Isaac J. Wistar, 1852, San Francisco, California

The Wistar Institute is the nation's first independent medical research facility, founded in 1892 by Caspar Wistar, a prominent Philadelphia physician.

Born in 1761, Wistar was chair of the anatomy department at the University of Pennsylvania. He wrote and published System of Anatomy, the first American textbook on anatomy.

To augment his medical lectures and illustrate comparative anatomy, Wistar began collecting dried, wax-injected, and preserved human specimens. Two years before his death in 1818, he gave the collection to William Edmonds Horner, another physician. Horner expanded the collection, which became known as the Wistar and Horner Museum, and was further expanded by its next curator, Joseph Leidy, M.D., who added animal specimens and fossil and anthropological samples. By the late 1880s, the collection was beginning to show signs of neglect and wear, compounded by a fire in Logan Hall at the University of Pennsylvania, where the museum was housed.

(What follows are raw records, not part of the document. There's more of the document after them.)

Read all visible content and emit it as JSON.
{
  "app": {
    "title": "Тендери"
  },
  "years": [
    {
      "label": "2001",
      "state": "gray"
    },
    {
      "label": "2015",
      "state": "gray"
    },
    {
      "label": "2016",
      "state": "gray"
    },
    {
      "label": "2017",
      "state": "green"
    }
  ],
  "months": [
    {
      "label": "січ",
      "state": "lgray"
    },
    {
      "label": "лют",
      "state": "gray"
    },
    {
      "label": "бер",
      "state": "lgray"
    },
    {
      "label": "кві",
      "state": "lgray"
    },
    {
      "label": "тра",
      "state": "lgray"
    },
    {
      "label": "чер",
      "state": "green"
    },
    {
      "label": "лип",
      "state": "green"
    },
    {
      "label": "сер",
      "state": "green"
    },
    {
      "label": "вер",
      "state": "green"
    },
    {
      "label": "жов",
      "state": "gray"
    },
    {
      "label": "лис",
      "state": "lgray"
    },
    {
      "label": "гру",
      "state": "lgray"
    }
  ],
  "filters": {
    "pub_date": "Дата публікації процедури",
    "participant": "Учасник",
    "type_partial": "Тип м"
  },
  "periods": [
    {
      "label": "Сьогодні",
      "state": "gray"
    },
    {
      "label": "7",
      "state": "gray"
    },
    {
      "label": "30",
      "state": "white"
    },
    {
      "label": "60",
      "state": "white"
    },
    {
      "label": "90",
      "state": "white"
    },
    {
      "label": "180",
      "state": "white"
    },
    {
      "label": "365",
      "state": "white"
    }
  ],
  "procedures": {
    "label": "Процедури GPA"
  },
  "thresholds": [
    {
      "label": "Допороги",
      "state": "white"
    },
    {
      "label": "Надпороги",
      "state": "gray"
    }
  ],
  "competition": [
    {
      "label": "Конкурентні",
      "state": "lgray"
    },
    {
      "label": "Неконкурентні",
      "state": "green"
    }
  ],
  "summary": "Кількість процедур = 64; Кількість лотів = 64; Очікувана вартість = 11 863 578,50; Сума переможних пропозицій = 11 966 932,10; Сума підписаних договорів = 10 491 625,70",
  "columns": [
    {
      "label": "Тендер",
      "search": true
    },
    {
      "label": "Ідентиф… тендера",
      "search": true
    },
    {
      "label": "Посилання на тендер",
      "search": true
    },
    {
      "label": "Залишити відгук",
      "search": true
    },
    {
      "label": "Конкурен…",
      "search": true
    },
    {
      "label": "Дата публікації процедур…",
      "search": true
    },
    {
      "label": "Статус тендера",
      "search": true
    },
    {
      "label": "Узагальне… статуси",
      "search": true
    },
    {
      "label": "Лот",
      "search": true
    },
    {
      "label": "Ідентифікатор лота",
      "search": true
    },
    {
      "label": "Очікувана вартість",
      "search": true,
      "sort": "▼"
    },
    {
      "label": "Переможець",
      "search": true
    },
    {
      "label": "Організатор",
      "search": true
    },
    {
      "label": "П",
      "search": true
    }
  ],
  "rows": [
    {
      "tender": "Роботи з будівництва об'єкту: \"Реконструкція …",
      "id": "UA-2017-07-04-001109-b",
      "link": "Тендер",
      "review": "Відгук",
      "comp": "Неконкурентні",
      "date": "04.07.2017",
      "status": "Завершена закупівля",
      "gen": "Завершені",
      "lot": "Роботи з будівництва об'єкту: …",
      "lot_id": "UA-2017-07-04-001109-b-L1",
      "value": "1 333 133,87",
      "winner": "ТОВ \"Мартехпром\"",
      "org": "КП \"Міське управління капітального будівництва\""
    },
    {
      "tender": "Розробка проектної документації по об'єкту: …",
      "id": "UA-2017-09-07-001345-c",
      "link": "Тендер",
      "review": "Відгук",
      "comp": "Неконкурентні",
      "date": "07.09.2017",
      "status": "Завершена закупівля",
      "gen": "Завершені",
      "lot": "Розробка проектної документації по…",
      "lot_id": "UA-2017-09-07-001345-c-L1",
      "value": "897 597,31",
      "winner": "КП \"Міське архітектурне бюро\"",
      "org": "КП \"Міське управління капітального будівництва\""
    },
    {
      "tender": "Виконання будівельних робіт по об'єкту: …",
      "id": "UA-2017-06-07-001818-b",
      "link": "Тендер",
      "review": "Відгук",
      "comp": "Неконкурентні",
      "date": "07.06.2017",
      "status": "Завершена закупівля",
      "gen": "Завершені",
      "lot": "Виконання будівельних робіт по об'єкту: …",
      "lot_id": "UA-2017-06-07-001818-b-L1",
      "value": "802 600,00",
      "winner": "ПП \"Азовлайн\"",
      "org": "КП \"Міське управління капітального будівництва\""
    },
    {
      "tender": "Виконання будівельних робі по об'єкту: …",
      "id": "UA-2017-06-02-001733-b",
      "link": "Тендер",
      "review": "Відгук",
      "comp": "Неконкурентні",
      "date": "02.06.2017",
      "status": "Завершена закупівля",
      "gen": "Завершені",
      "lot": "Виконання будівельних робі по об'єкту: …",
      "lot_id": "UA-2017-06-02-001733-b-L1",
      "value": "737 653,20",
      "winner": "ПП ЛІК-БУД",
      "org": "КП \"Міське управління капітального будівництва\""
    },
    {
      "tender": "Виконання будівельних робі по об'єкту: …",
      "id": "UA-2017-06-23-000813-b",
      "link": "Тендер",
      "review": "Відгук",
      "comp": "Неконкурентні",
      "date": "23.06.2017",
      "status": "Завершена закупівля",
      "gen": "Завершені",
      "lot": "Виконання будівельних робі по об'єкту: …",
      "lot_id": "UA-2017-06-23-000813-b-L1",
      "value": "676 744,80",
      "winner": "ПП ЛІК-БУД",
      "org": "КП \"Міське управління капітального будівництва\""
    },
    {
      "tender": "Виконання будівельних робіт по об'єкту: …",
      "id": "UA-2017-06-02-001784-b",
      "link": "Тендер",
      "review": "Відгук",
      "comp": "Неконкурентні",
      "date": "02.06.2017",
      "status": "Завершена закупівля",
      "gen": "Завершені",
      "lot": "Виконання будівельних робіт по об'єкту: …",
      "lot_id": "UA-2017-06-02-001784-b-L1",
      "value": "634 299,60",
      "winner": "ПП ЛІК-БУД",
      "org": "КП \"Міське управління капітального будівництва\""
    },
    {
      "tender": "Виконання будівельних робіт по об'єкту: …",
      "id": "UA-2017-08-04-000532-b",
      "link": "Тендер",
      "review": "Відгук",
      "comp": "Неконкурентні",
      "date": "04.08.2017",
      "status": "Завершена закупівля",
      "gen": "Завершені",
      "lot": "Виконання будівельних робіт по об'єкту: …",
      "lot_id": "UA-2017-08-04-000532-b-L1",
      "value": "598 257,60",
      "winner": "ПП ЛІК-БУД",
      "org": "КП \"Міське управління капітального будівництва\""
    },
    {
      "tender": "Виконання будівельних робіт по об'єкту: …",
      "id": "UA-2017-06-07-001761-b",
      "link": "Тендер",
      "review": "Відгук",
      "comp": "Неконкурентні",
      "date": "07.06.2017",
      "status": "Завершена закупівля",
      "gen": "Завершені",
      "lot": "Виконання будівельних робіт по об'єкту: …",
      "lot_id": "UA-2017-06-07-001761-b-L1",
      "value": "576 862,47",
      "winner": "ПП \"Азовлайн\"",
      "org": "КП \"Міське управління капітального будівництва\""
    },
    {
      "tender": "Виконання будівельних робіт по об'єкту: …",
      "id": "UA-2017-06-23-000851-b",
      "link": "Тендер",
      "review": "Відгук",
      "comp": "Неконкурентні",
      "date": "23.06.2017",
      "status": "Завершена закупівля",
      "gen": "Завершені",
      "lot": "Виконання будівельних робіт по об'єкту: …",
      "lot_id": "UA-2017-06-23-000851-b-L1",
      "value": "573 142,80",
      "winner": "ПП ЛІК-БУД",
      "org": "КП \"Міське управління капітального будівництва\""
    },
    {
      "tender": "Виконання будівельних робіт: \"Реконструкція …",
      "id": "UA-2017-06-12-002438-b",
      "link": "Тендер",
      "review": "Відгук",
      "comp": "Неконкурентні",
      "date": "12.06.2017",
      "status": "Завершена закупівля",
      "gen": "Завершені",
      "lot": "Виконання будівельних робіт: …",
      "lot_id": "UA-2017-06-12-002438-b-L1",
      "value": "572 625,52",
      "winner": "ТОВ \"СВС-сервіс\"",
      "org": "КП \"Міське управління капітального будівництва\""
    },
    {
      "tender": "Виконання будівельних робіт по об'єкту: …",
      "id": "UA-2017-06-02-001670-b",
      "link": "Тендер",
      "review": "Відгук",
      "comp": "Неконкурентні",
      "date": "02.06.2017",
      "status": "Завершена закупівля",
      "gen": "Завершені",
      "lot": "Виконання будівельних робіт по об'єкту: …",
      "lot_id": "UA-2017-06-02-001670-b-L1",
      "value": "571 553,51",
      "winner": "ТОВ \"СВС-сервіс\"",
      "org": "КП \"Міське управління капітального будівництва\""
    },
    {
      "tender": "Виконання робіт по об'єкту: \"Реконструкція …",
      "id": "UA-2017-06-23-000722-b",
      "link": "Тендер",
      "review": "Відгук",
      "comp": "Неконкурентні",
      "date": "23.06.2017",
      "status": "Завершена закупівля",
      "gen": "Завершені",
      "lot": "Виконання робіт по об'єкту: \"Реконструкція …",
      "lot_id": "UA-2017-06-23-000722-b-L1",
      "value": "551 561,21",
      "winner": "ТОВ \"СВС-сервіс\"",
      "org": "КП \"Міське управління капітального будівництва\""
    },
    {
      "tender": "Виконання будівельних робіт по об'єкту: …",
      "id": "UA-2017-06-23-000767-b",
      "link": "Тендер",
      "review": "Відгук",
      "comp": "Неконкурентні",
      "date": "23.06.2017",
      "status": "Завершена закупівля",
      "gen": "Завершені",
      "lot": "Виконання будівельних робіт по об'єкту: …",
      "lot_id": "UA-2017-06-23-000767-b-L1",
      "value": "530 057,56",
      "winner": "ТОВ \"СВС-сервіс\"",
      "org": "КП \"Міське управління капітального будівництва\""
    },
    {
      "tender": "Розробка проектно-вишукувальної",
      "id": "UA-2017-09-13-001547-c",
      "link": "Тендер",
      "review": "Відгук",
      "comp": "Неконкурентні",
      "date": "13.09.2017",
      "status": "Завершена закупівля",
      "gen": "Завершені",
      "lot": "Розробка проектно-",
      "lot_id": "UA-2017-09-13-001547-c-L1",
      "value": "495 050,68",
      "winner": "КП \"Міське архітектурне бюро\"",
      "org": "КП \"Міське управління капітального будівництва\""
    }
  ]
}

The Wistar Institute of Anatomy and Biology, c. 1900–1910

Wistar's great-nephew Colonel Isaac Jones Wistar became involved in a fundraising campaign to refurbish and re-house the collection. Determined to preserve his great-uncle's teaching collection and support new and original research of anatomy and biology, Isaac Jones Wistar funded an endowment and research building for The Wistar Institute of Anatomy and Biology. Designed by Philadelphia architects George W. and William G. Hewitt, the original building is still part of the Wistar Institute's research facility, and is listed in the National Register of Historic Places as part of the historic University City area in Philadelphia.

Today, part of the human and animal skeletal collection is housed at the University of Pennsylvania Museum of Archaeology and Anthropology.

A Wistar rat

In 1906, under Milton Greenman, M.D., and Henry Donaldson, Ph.D., the Institute developed and bred the Wistar rat, the first standardized laboratory animal. It is estimated that more than half of all laboratory rats today are descendants of the original Wistar rat line.[3][4]

Notable members[edit]

Current members[edit]

See also[edit]


  1. ^ a b c d "Official website of the Wistar Institute". The Wistar Institute. Retrieved 3 July 2009. 
  2. ^ "Rubella vaccines for the former USSR". Chemistry World News. The Royal Society of Chemistry. 17 January 2006. Retrieved 25 April 2010. 
  3. ^ *Clause, B. T. (1998). The Wistar Institute Archives: Rats (Not Mice) and History, Mendel Newsletter February, 1998. Archived 2006-12-16 at the Wayback Machine.
  4. ^ "The Wistar Institute:History". The Wistar Institute. 2007. Archived from the original on 2008-10-17. Retrieved 2008-11-09. 

External links[edit]

Coordinates: 39°57′03″N 75°11′44″W / 39.95093°N 75.19549°W / 39.95093; -75.19549